Of course we’re not the only congregation, parish or denomination experiencing low baptism rates and decreasing membership rolls. The 2010 edition of the Yearbook of American and Canadian Churches reports a “continuing decline of membership of virtually all mainline denominations,” according to a National Council of Churches report.

According to the report, the churches that are experiencing the highest rate of membership losses include ours: the ELCA, down 1.62%, to a membership total of a little more than 4.6 million. (These are 2008 figures, reported in 2009, and printed in the 2010 report.)

To tell the truth, when I started this blog, I didn’t know where I was going with it. Maybe a “woe is me, what are we going to do” lament. But then, as I looked into the numbers some more, I ran across two interesting facts in the Yearbook.

Fact one: Gen Xers (people in their 30s and 40s) and Millennials (folks in their 20s) don’t much care about joining a church.
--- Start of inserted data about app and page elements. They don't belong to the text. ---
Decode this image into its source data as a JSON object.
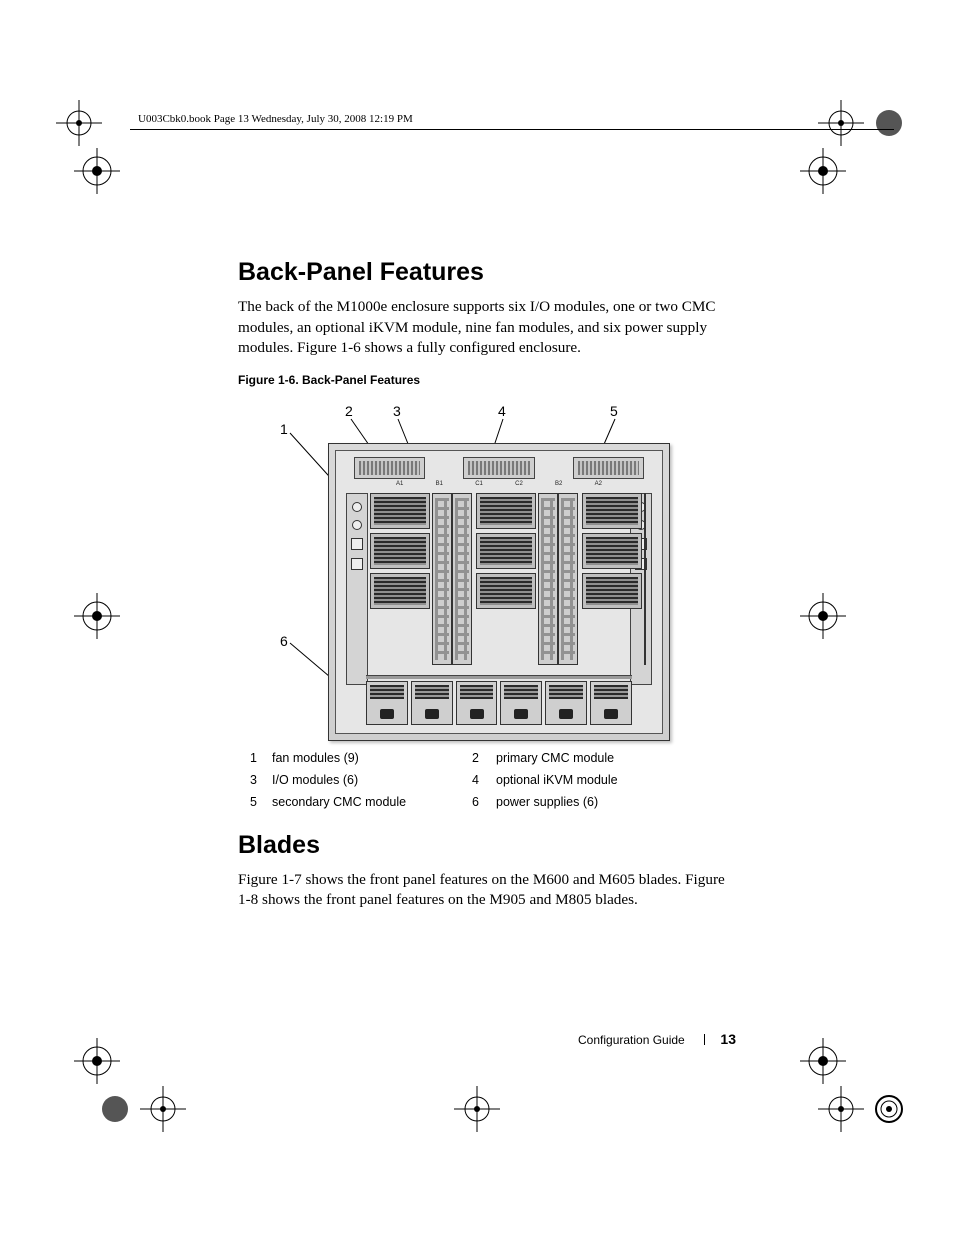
{
  "header": {
    "running_head": "U003Cbk0.book  Page 13  Wednesday, July 30, 2008  12:19 PM"
  },
  "sections": {
    "back_panel": {
      "heading": "Back-Panel Features",
      "para": "The back of the M1000e enclosure supports six I/O modules, one or two CMC modules, an optional iKVM module, nine fan modules, and six power supply modules. Figure 1-6 shows a fully configured enclosure."
    },
    "blades": {
      "heading": "Blades",
      "para": "Figure 1-7 shows the front panel features on the M600 and M605 blades. Figure 1-8 shows the front panel features on the M905 and M805 blades."
    }
  },
  "figure": {
    "caption": "Figure 1-6.    Back-Panel Features",
    "callouts": {
      "c1": "1",
      "c2": "2",
      "c3": "3",
      "c4": "4",
      "c5": "5",
      "c6": "6"
    },
    "slot_labels": [
      "A1",
      "B1",
      "C1",
      "C2",
      "B2",
      "A2"
    ]
  },
  "legend": [
    {
      "n": "1",
      "t": "fan modules (9)"
    },
    {
      "n": "2",
      "t": "primary CMC module"
    },
    {
      "n": "3",
      "t": "I/O modules (6)"
    },
    {
      "n": "4",
      "t": "optional iKVM module"
    },
    {
      "n": "5",
      "t": "secondary CMC module"
    },
    {
      "n": "6",
      "t": "power supplies (6)"
    }
  ],
  "footer": {
    "doc_title": "Configuration Guide",
    "page_number": "13"
  }
}
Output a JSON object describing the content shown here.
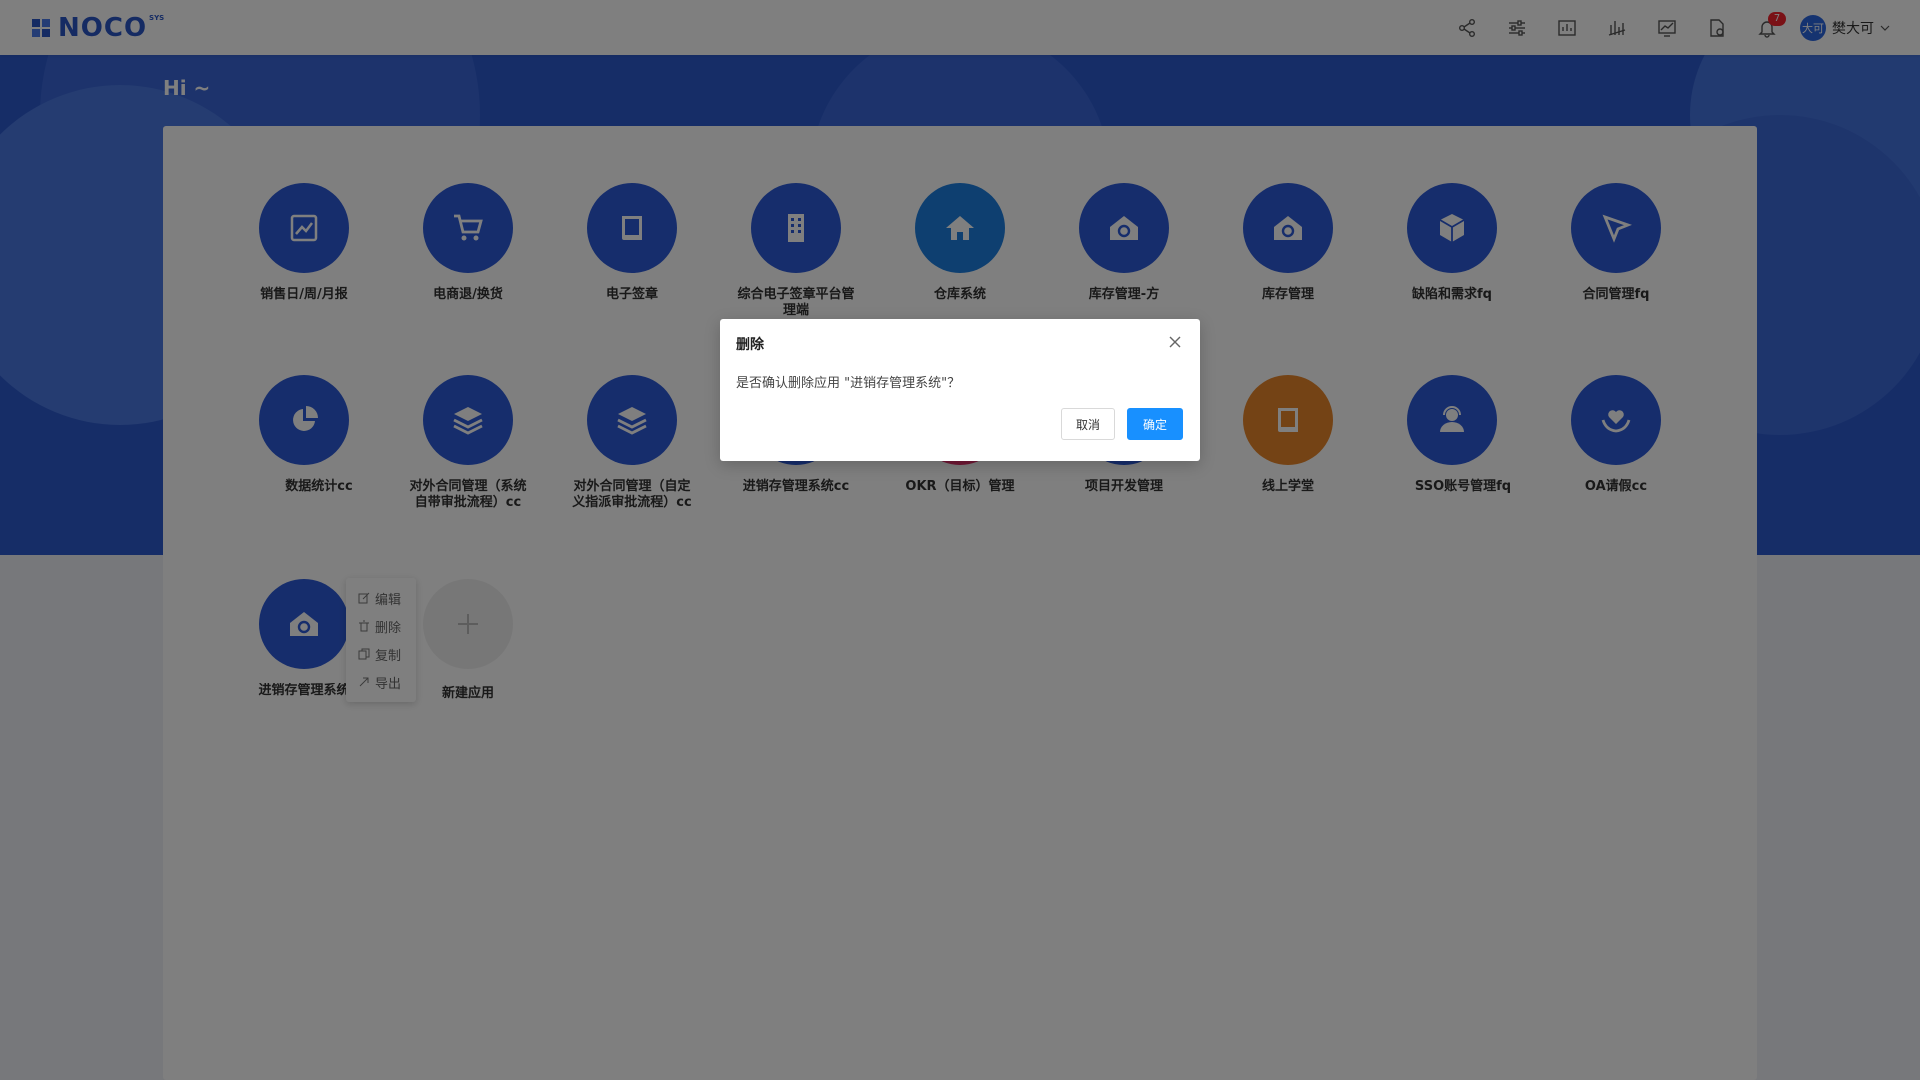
{
  "header": {
    "logo_text": "NOCO",
    "logo_sup": "SYS",
    "notification_count": "7",
    "user_avatar": "大可",
    "user_name": "樊大可",
    "icons": [
      "share-icon",
      "sliders-icon",
      "dashboard-icon",
      "chart-icon",
      "monitor-chart-icon",
      "file-settings-icon",
      "bell-icon",
      "chevron-down-icon"
    ]
  },
  "greeting": "Hi ~",
  "apps": [
    {
      "name": "销售日/周/月报",
      "icon": "line-chart-icon",
      "color": "#2d5bd8"
    },
    {
      "name": "电商退/换货",
      "icon": "cart-icon",
      "color": "#2d5bd8"
    },
    {
      "name": "电子签章",
      "icon": "book-icon",
      "color": "#2d5bd8"
    },
    {
      "name": "综合电子签章平台管理端",
      "icon": "building-icon",
      "color": "#2d5bd8"
    },
    {
      "name": "仓库系统",
      "icon": "home-icon",
      "color": "#1d7fe0"
    },
    {
      "name": "库存管理-方",
      "icon": "home-sync-icon",
      "color": "#2d5bd8"
    },
    {
      "name": "库存管理",
      "icon": "home-sync-icon",
      "color": "#2d5bd8"
    },
    {
      "name": "缺陷和需求fq",
      "icon": "cube-icon",
      "color": "#2d5bd8"
    },
    {
      "name": "合同管理fq",
      "icon": "cursor-icon",
      "color": "#2d5bd8"
    },
    {
      "name": "数据统计cc",
      "icon": "pie-chart-icon",
      "color": "#2d5bd8"
    },
    {
      "name": "对外合同管理（系统自带审批流程）cc",
      "icon": "layers-icon",
      "color": "#2d5bd8"
    },
    {
      "name": "对外合同管理（自定义指派审批流程）cc",
      "icon": "layers-icon",
      "color": "#2d5bd8"
    },
    {
      "name": "进销存管理系统cc",
      "icon": "home-sync-icon",
      "color": "#2d5bd8"
    },
    {
      "name": "OKR（目标）管理",
      "icon": "target-icon",
      "color": "#e0306a"
    },
    {
      "name": "项目开发管理",
      "icon": "project-icon",
      "color": "#2d5bd8"
    },
    {
      "name": "线上学堂",
      "icon": "book-icon",
      "color": "#e8862a"
    },
    {
      "name": "SSO账号管理fq",
      "icon": "user-support-icon",
      "color": "#2d5bd8"
    },
    {
      "name": "OA请假cc",
      "icon": "heart-hand-icon",
      "color": "#2d5bd8"
    },
    {
      "name": "进销存管理系统",
      "icon": "home-sync-icon",
      "color": "#2d5bd8"
    },
    {
      "name": "新建应用",
      "icon": "plus-icon",
      "color": "#eeeeee"
    }
  ],
  "context_menu": {
    "edit": "编辑",
    "delete": "删除",
    "copy": "复制",
    "export": "导出"
  },
  "modal": {
    "title": "删除",
    "message": "是否确认删除应用 \"进销存管理系统\"？",
    "cancel": "取消",
    "confirm": "确定"
  },
  "colors": {
    "brand": "#2b56c7",
    "app_blue": "#2d5bd8",
    "primary_button": "#1890ff",
    "badge": "#f5222d"
  }
}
For these age groups, church membership “is sometimes perceived as an unnecessary and even an undesirable exercise in over-institutionalization. Hence, for some young adults, church attendance, participation in fellowship or mission activities, and even financial support of a local congregation does not translate into a desire to formally ‘join’ and be listed among those in membership,” according to the Yearbook report.

Young people don’t mind being “affiliated” with a church or attending worship, but being a member seems to make sweat roll down their brows.
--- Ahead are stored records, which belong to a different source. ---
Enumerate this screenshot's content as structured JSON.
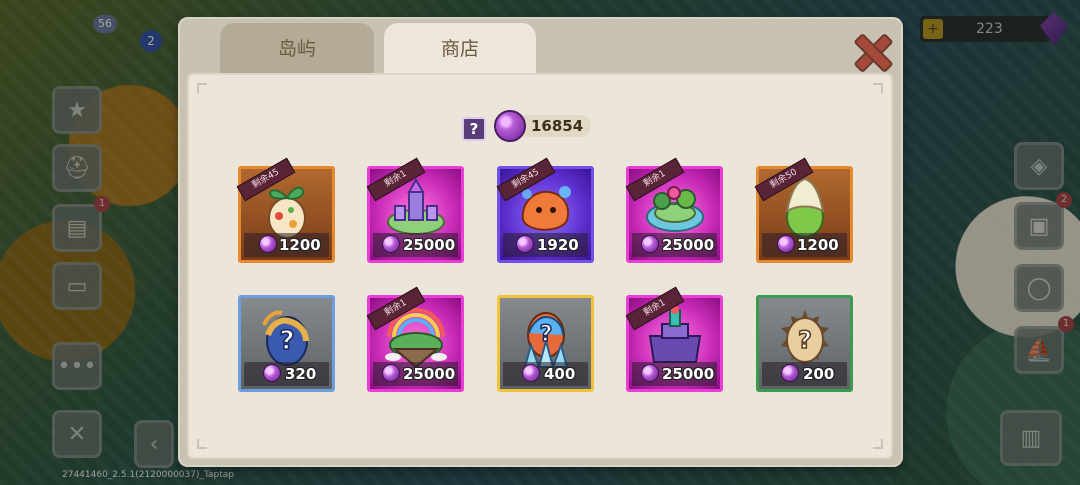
{
  "background": {
    "player_level": "56",
    "map_level": "2",
    "top_currency_value": "223",
    "side_badges": [
      "1",
      "2",
      "1"
    ],
    "build_label": "27441460_2.5.1(2120000037)_Taptap"
  },
  "modal": {
    "tabs": [
      {
        "label": "岛屿",
        "active": false
      },
      {
        "label": "商店",
        "active": true
      }
    ],
    "close_icon": "close-icon",
    "help_label": "?",
    "balance": "16854",
    "items": [
      {
        "tag": "剩余45",
        "price": "1200",
        "frame": "orange",
        "icon": "sprout-egg-icon"
      },
      {
        "tag": "剩余1",
        "price": "25000",
        "frame": "magenta",
        "icon": "castle-island-icon"
      },
      {
        "tag": "剩余45",
        "price": "1920",
        "frame": "purple",
        "icon": "fire-creature-icon"
      },
      {
        "tag": "剩余1",
        "price": "25000",
        "frame": "magenta",
        "icon": "garden-island-icon"
      },
      {
        "tag": "剩余50",
        "price": "1200",
        "frame": "orange",
        "icon": "leaf-egg-icon"
      },
      {
        "tag": "",
        "price": "320",
        "frame": "blue",
        "icon": "mystery-blue-egg-icon"
      },
      {
        "tag": "剩余1",
        "price": "25000",
        "frame": "magenta",
        "icon": "rainbow-island-icon"
      },
      {
        "tag": "",
        "price": "400",
        "frame": "gold",
        "icon": "mystery-crystal-egg-icon"
      },
      {
        "tag": "剩余1",
        "price": "25000",
        "frame": "magenta",
        "icon": "tower-island-icon"
      },
      {
        "tag": "",
        "price": "200",
        "frame": "green",
        "icon": "mystery-spiked-egg-icon"
      }
    ]
  },
  "colors": {
    "accent_close": "#a5493a",
    "currency": "#b85cd8"
  }
}
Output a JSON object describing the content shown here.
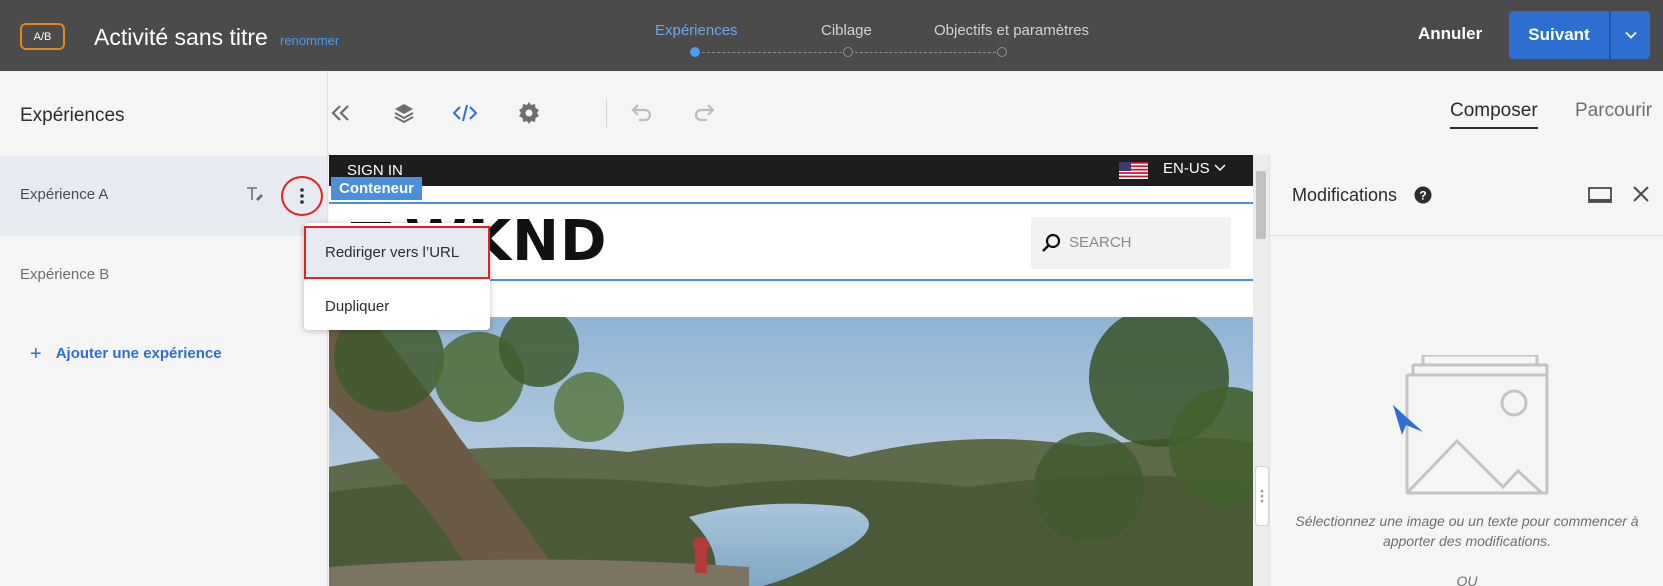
{
  "topbar": {
    "badge": "A/B",
    "activity_title": "Activité sans titre",
    "rename_label": "renommer",
    "steps": [
      {
        "label": "Expériences",
        "active": true
      },
      {
        "label": "Ciblage",
        "active": false
      },
      {
        "label": "Objectifs et paramètres",
        "active": false
      }
    ],
    "cancel_label": "Annuler",
    "next_label": "Suivant",
    "accent_color": "#2d6fd1"
  },
  "left_panel": {
    "title": "Expériences",
    "experiences": [
      {
        "label": "Expérience A",
        "selected": true
      },
      {
        "label": "Expérience B",
        "selected": false
      }
    ],
    "add_label": "Ajouter une expérience",
    "menu": {
      "items": [
        {
          "label": "Rediriger vers l’URL",
          "highlighted": true
        },
        {
          "label": "Dupliquer",
          "highlighted": false
        }
      ]
    }
  },
  "toolbar": {
    "icons": [
      "collapse-icon",
      "layers-icon",
      "code-icon",
      "settings-icon",
      "undo-icon",
      "redo-icon"
    ],
    "tab_compose": "Composer",
    "tab_browse": "Parcourir"
  },
  "preview": {
    "sign_in": "SIGN IN",
    "language": "EN-US",
    "container_tag": "Conteneur",
    "logo": "WKND",
    "search_placeholder": "SEARCH"
  },
  "right_panel": {
    "title": "Modifications",
    "hint": "Sélectionnez une image ou un texte pour commencer à apporter des modifications.",
    "or": "OU"
  }
}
Fact two: Increasingly, new immigrants to the U.S. are Christian and are probably open to joining a church. Perhaps they were affiliated with a denomination before they came to the U.S. thanks to missionaries. (Let’s give a shout out to our ELCA global mission personnel!) “A majority of those immigrants have come from nations that are predominately Christian, such as Mexico, Central and South America, Eastern Europe, and the Caribbean,” according to the Yearbook.

But some come from countries that “constrain the life and witness of Christian communities and thus serve as a motivational factor to emigration.” In other words, they come to this country because they can be openly Christian.

We talk a lot about getting younger members into our church. We talk a lot about immigration. But what we don’t talk much about is inviting people who weren’t born in this country into our churches. Maybe even the 20- to 40-year-old immigrants would be open to joining our church.

We could start by inviting them.

We have the word evangelical in our name, right?